AliceA

Registered User
May 27, 2016
2,861
We were glad to get a diagnosis, it ruled out other conditions. It helped us both to work together to deal with things as we felt it was THE dementia.

I found I did not take things personally when dementia was causing a bad day.
It allowed for recognition so we could access help, this was important to get support. Financially and practical, it helped us get plans in place. It helped us to prepare and simplify. Without we would have been parted sooner. I managed to care at Home against all odds.

We are all different, there is no right way or wrong way, it was our way. We had always tackled life like that.

Now I am alone. How would I approach it now if I end with idemenyia?
perhaps it is personality.
I would get my house in order then I would enjoy life as far as I could.
I already have POA etc in place. Let my wishes be known.

I have lived with another health issue so I know for me I would make plans then trust it to the universe. Why, well there are no set times in life. Some live happy lives some do not, with so much there is no rhyme or reason it seems. We do our best, we can do no more. I hope what I say does not upset, anyone.

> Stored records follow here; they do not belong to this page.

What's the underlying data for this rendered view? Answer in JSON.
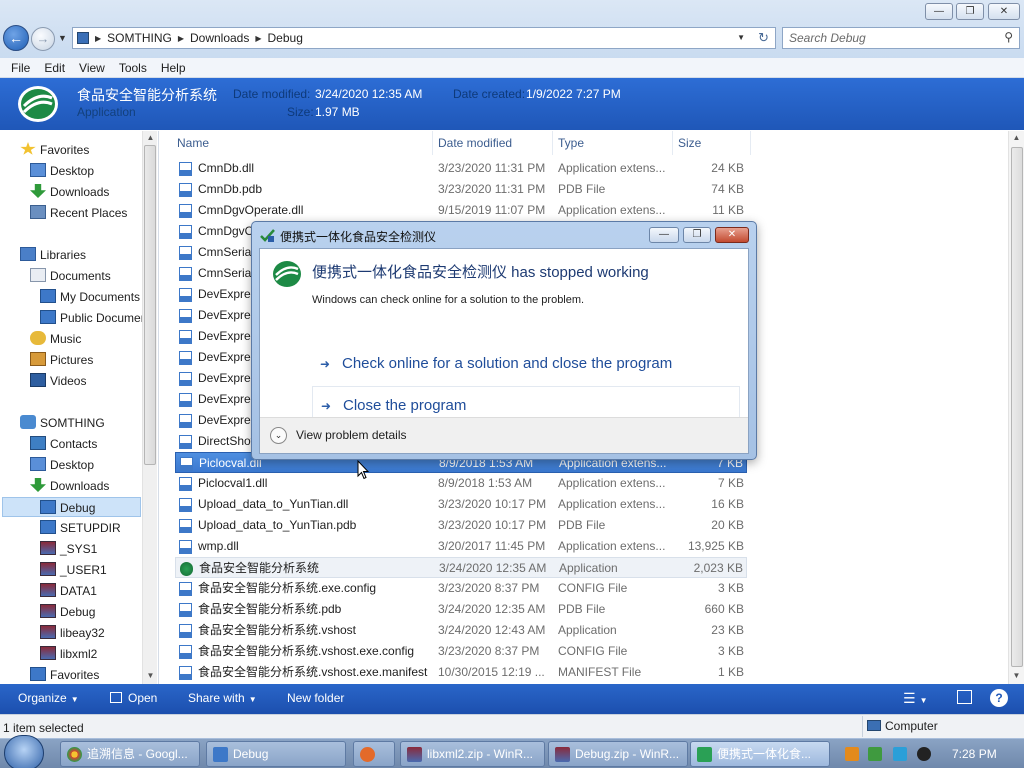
{
  "window": {
    "controls": {
      "minimize": "—",
      "maximize": "❐",
      "close": "✕"
    }
  },
  "address": {
    "crumbs": [
      "SOMTHING",
      "Downloads",
      "Debug"
    ],
    "search_placeholder": "Search Debug"
  },
  "menu": [
    "File",
    "Edit",
    "View",
    "Tools",
    "Help"
  ],
  "details": {
    "name": "食品安全智能分析系统",
    "kind": "Application",
    "date_modified_label": "Date modified:",
    "date_modified": "3/24/2020 12:35 AM",
    "size_label": "Size:",
    "size": "1.97 MB",
    "date_created_label": "Date created:",
    "date_created": "1/9/2022 7:27 PM"
  },
  "nav": [
    {
      "label": "Favorites",
      "icon": "star-icon"
    },
    {
      "label": "Desktop",
      "icon": "desktop-icon"
    },
    {
      "label": "Downloads",
      "icon": "downloads-icon"
    },
    {
      "label": "Recent Places",
      "icon": "recent-places-icon"
    },
    {
      "label": "Libraries",
      "icon": "libraries-icon"
    },
    {
      "label": "Documents",
      "icon": "documents-icon"
    },
    {
      "label": "My Documents",
      "icon": "folder-icon"
    },
    {
      "label": "Public Documents",
      "icon": "folder-icon"
    },
    {
      "label": "Music",
      "icon": "music-icon"
    },
    {
      "label": "Pictures",
      "icon": "pictures-icon"
    },
    {
      "label": "Videos",
      "icon": "videos-icon"
    },
    {
      "label": "SOMTHING",
      "icon": "user-icon"
    },
    {
      "label": "Contacts",
      "icon": "contacts-icon"
    },
    {
      "label": "Desktop",
      "icon": "desktop-icon"
    },
    {
      "label": "Downloads",
      "icon": "downloads-icon"
    },
    {
      "label": "Debug",
      "icon": "folder-icon"
    },
    {
      "label": "SETUPDIR",
      "icon": "folder-icon"
    },
    {
      "label": "_SYS1",
      "icon": "archive-icon"
    },
    {
      "label": "_USER1",
      "icon": "archive-icon"
    },
    {
      "label": "DATA1",
      "icon": "archive-icon"
    },
    {
      "label": "Debug",
      "icon": "archive-icon"
    },
    {
      "label": "libeay32",
      "icon": "archive-icon"
    },
    {
      "label": "libxml2",
      "icon": "archive-icon"
    },
    {
      "label": "Favorites",
      "icon": "folder-icon"
    }
  ],
  "columns": {
    "name": "Name",
    "date": "Date modified",
    "type": "Type",
    "size": "Size"
  },
  "files": [
    {
      "name": "CmnDb.dll",
      "date": "3/23/2020 11:31 PM",
      "type": "Application extens...",
      "size": "24 KB"
    },
    {
      "name": "CmnDb.pdb",
      "date": "3/23/2020 11:31 PM",
      "type": "PDB File",
      "size": "74 KB"
    },
    {
      "name": "CmnDgvOperate.dll",
      "date": "9/15/2019 11:07 PM",
      "type": "Application extens...",
      "size": "11 KB"
    },
    {
      "name": "CmnDgvO",
      "date": "",
      "type": "",
      "size": ""
    },
    {
      "name": "CmnSerial",
      "date": "",
      "type": "",
      "size": ""
    },
    {
      "name": "CmnSerial",
      "date": "",
      "type": "",
      "size": ""
    },
    {
      "name": "DevExpres",
      "date": "",
      "type": "",
      "size": ""
    },
    {
      "name": "DevExpres",
      "date": "",
      "type": "",
      "size": ""
    },
    {
      "name": "DevExpres",
      "date": "",
      "type": "",
      "size": ""
    },
    {
      "name": "DevExpres",
      "date": "",
      "type": "",
      "size": ""
    },
    {
      "name": "DevExpres",
      "date": "",
      "type": "",
      "size": ""
    },
    {
      "name": "DevExpres",
      "date": "",
      "type": "",
      "size": ""
    },
    {
      "name": "DevExpres",
      "date": "",
      "type": "",
      "size": ""
    },
    {
      "name": "DirectShow",
      "date": "",
      "type": "",
      "size": ""
    },
    {
      "name": "Piclocval.dll",
      "date": "8/9/2018 1:53 AM",
      "type": "Application extens...",
      "size": "7 KB"
    },
    {
      "name": "Piclocval1.dll",
      "date": "8/9/2018 1:53 AM",
      "type": "Application extens...",
      "size": "7 KB"
    },
    {
      "name": "Upload_data_to_YunTian.dll",
      "date": "3/23/2020 10:17 PM",
      "type": "Application extens...",
      "size": "16 KB"
    },
    {
      "name": "Upload_data_to_YunTian.pdb",
      "date": "3/23/2020 10:17 PM",
      "type": "PDB File",
      "size": "20 KB"
    },
    {
      "name": "wmp.dll",
      "date": "3/20/2017 11:45 PM",
      "type": "Application extens...",
      "size": "13,925 KB"
    },
    {
      "name": "食品安全智能分析系统",
      "date": "3/24/2020 12:35 AM",
      "type": "Application",
      "size": "2,023 KB"
    },
    {
      "name": "食品安全智能分析系统.exe.config",
      "date": "3/23/2020 8:37 PM",
      "type": "CONFIG File",
      "size": "3 KB"
    },
    {
      "name": "食品安全智能分析系统.pdb",
      "date": "3/24/2020 12:35 AM",
      "type": "PDB File",
      "size": "660 KB"
    },
    {
      "name": "食品安全智能分析系统.vshost",
      "date": "3/24/2020 12:43 AM",
      "type": "Application",
      "size": "23 KB"
    },
    {
      "name": "食品安全智能分析系统.vshost.exe.config",
      "date": "3/23/2020 8:37 PM",
      "type": "CONFIG File",
      "size": "3 KB"
    },
    {
      "name": "食品安全智能分析系统.vshost.exe.manifest",
      "date": "10/30/2015 12:19 ...",
      "type": "MANIFEST File",
      "size": "1 KB"
    }
  ],
  "commands": {
    "organize": "Organize",
    "open": "Open",
    "share_with": "Share with",
    "new_folder": "New folder"
  },
  "status": {
    "selection": "1 item selected",
    "location": "Computer"
  },
  "taskbar": [
    {
      "label": "追溯信息 - Googl...",
      "icon": "chrome-icon"
    },
    {
      "label": "Debug",
      "icon": "explorer-icon"
    },
    {
      "label": "",
      "icon": "media-player-icon"
    },
    {
      "label": "libxml2.zip - WinR...",
      "icon": "winrar-icon"
    },
    {
      "label": "Debug.zip - WinR...",
      "icon": "winrar-icon"
    },
    {
      "label": "便携式一体化食...",
      "icon": "app-icon"
    }
  ],
  "clock": "7:28 PM",
  "dialog": {
    "title": "便携式一体化食品安全检测仪",
    "heading": "便携式一体化食品安全检测仪 has stopped working",
    "subtext": "Windows can check online for a solution to the problem.",
    "option_check": "Check online for a solution and close the program",
    "option_close": "Close the program",
    "details": "View problem details"
  },
  "colors": {
    "accent": "#1f57b8",
    "selection": "#3a78d0",
    "link": "#1f4d9a"
  }
}
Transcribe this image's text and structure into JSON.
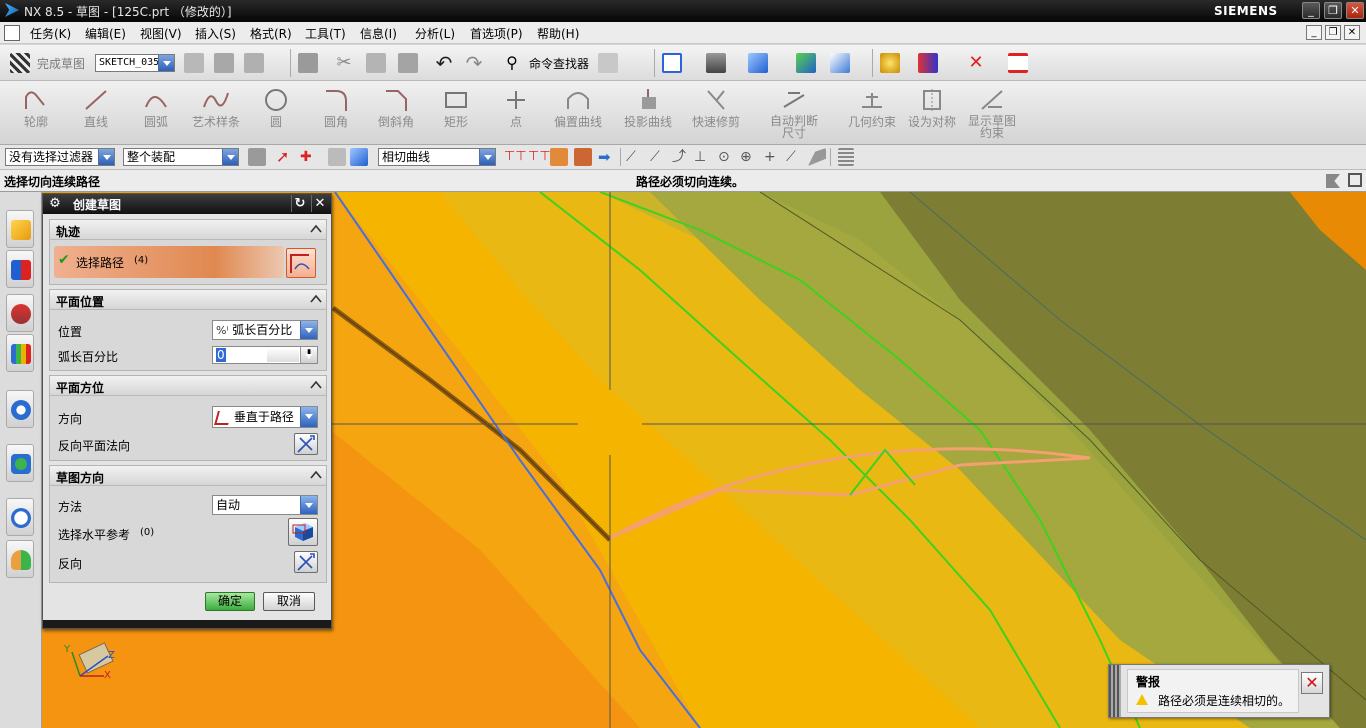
{
  "window": {
    "title": "NX 8.5 - 草图 - [125C.prt （修改的）]",
    "brand": "SIEMENS",
    "buttons": [
      "_",
      "❐",
      "✕"
    ]
  },
  "menu": {
    "items": [
      "任务(K)",
      "编辑(E)",
      "视图(V)",
      "插入(S)",
      "格式(R)",
      "工具(T)",
      "信息(I)",
      "分析(L)",
      "首选项(P)",
      "帮助(H)"
    ]
  },
  "toolbar1": {
    "finish_sketch": "完成草图",
    "sketch_name": "SKETCH_035",
    "command_finder": "命令查找器"
  },
  "ribbon": {
    "items": [
      {
        "label": "轮廓",
        "icon": "profile-icon"
      },
      {
        "label": "直线",
        "icon": "line-icon"
      },
      {
        "label": "圆弧",
        "icon": "arc-icon"
      },
      {
        "label": "艺术样条",
        "icon": "studio-spline-icon"
      },
      {
        "label": "圆",
        "icon": "circle-icon"
      },
      {
        "label": "圆角",
        "icon": "fillet-icon"
      },
      {
        "label": "倒斜角",
        "icon": "chamfer-icon"
      },
      {
        "label": "矩形",
        "icon": "rectangle-icon"
      },
      {
        "label": "点",
        "icon": "point-icon"
      },
      {
        "label": "偏置曲线",
        "icon": "offset-curve-icon"
      },
      {
        "label": "投影曲线",
        "icon": "project-curve-icon"
      },
      {
        "label": "快速修剪",
        "icon": "quick-trim-icon"
      },
      {
        "label": "自动判断尺寸",
        "icon": "inferred-dimension-icon"
      },
      {
        "label": "几何约束",
        "icon": "geometric-constraint-icon"
      },
      {
        "label": "设为对称",
        "icon": "make-symmetric-icon"
      },
      {
        "label": "显示草图约束",
        "icon": "show-constraints-icon"
      }
    ]
  },
  "filterbar": {
    "type_filter": "没有选择过滤器",
    "scope": "整个装配",
    "curve_rule": "相切曲线"
  },
  "cue": {
    "left": "选择切向连续路径",
    "right": "路径必须切向连续。"
  },
  "dialog": {
    "title": "创建草图",
    "sections": {
      "path": {
        "header": "轨迹",
        "select_label": "选择路径",
        "count": "(4)"
      },
      "plane_location": {
        "header": "平面位置",
        "location_label": "位置",
        "location_value": "弧长百分比",
        "percent_label": "弧长百分比",
        "percent_value": "0"
      },
      "plane_orientation": {
        "header": "平面方位",
        "direction_label": "方向",
        "direction_value": "垂直于路径",
        "reverse_label": "反向平面法向"
      },
      "sketch_orientation": {
        "header": "草图方向",
        "method_label": "方法",
        "method_value": "自动",
        "horizontal_ref_label": "选择水平参考",
        "horizontal_ref_count": "(0)",
        "reverse_label": "反向"
      }
    },
    "ok": "确定",
    "cancel": "取消"
  },
  "alert": {
    "title": "警报",
    "message": "路径必须是连续相切的。"
  },
  "colors": {
    "canvas_orange": "#f4b400",
    "dark_orange": "#f49410",
    "olive": "#99a040",
    "dark_olive": "#7b7d33",
    "highlight_green": "#3fd11f",
    "blue_curve": "#4a6fd8",
    "salmon_curve": "#f5a070"
  }
}
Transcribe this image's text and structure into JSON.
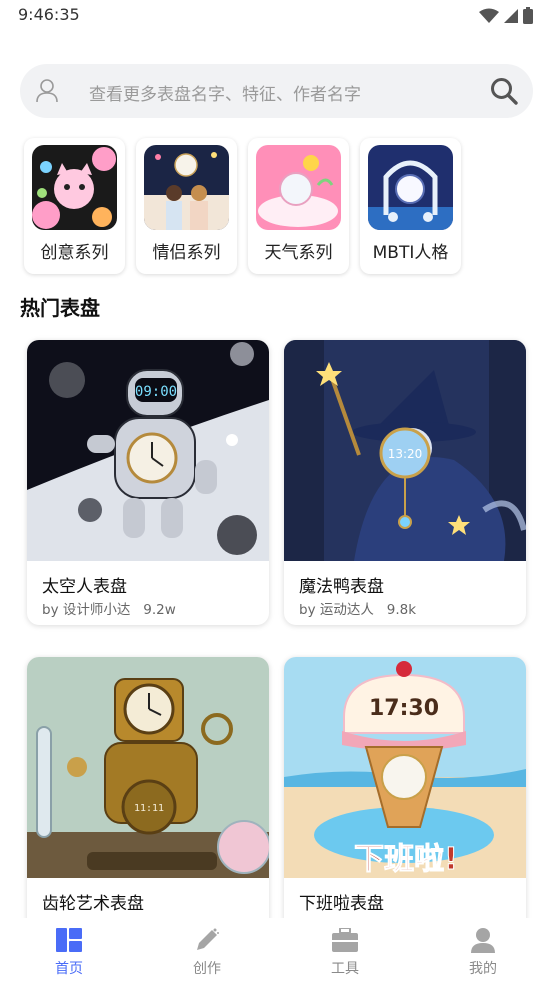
{
  "status_bar": {
    "time": "9:46:35"
  },
  "search": {
    "placeholder": "查看更多表盘名字、特征、作者名字"
  },
  "categories": [
    {
      "label": "创意系列",
      "icon": "cat-balloon-icon"
    },
    {
      "label": "情侣系列",
      "icon": "couple-icon"
    },
    {
      "label": "天气系列",
      "icon": "weather-icon"
    },
    {
      "label": "MBTI人格",
      "icon": "mbti-icon"
    }
  ],
  "section": {
    "title": "热门表盘"
  },
  "cards": [
    {
      "name": "太空人表盘",
      "meta": "by 设计师小达   9.2w",
      "clock": "09:00"
    },
    {
      "name": "魔法鸭表盘",
      "meta": "by 运动达人   9.8k",
      "clock": "13:20"
    },
    {
      "name": "齿轮艺术表盘",
      "meta": "",
      "clock": "11:11"
    },
    {
      "name": "下班啦表盘",
      "meta": "",
      "clock": "17:30",
      "banner": "下班啦!"
    }
  ],
  "tabbar": [
    {
      "label": "首页",
      "icon": "home-grid-icon",
      "active": true
    },
    {
      "label": "创作",
      "icon": "pencil-icon",
      "active": false
    },
    {
      "label": "工具",
      "icon": "toolbox-icon",
      "active": false
    },
    {
      "label": "我的",
      "icon": "profile-icon",
      "active": false
    }
  ],
  "colors": {
    "accent": "#4a6cf7",
    "search_bg": "#f1f2f4"
  }
}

I did study the disease and the research, this was to be able to answer well meaning people who gave advice, some really did not have a clue.

I do hope that being on here helps, there are many type of Dementia, then one has to equate the situation, income, personality and so much more.

With kind wishes, Alice
 

Lawson58

Registered User
Aug 1, 2014
2,164
Victoria, Australia
I don't think anyone has said that symptoms could appear as early as fifteen years before diagnosis was a hard and fast marker. I have heard that it could be twenty years and maybe that time line depends on how observant the partner/daughter/son is about the person who ends up with dementia. And often it is only in hindsight that people are able to put two and two together about things that happened years before and recognize them for what they were.

You should check out Kate Swaffer on YouTube. She is a person who has Alzheimer's but has not let it stopped her doing anything. She is an amazing advocate for people with dementia and I think you would find it interesting to see some of her presentations.
 

Dunroamin

Registered User
May 5, 2019
44
An extremely early diagnosis can be either positive or negative depending to some degree on personality. I was diagnosed very early due to my professional knowledge and an ex colleague who listened to me. It has enabled me to make a list of all the things I want to do whilst I can, and I am working through it. I have also set up various legal documents. I have been open and honest about my Alzheimers to friends and relatives which has got rid of any elephants in the room. I already have a supportive network of professionals, support workers and family and friends.

We are currently sorting out for a further downsize and will move to more appropriate accommodation in due course. I intend to make a difficult journey for my carers as easy as possible by putting everything into place now.

@Lawson58 thank you for the Kate Swaffer information. I will go and liaise with google.
 

Lawson58

Registered User
Aug 1, 2014
2,164
Victoria, Australia
An extremely early diagnosis can be either positive or negative depending to some degree on personality. I was diagnosed very early due to my professional knowledge and an ex colleague who listened to me. It has enabled me to make a list of all the things I want to do whilst I can, and I am working through it. I have also set up various legal documents. I have been open and honest about my Alzheimers to friends and relatives which has got rid of any elephants in the room. I already have a supportive network of professionals, support workers and family and friends.

We are currently sorting out for a further downsize and will move to more appropriate accommodation in due course. I intend to make a difficult journey for my carers as easy as possible by putting everything into place now.

@Lawson58 thank you for the Kate Swaffer information. I will go and liaise with google.
You are a wonderful advocate for people with Alzheimer's and also for those who care for them. Regardless of a dementia diagnosis, I think it is wise for all of us to have the sort of preparations you have made to make life easier for our loved ones.

I think Kate Swaffer will inspire you further.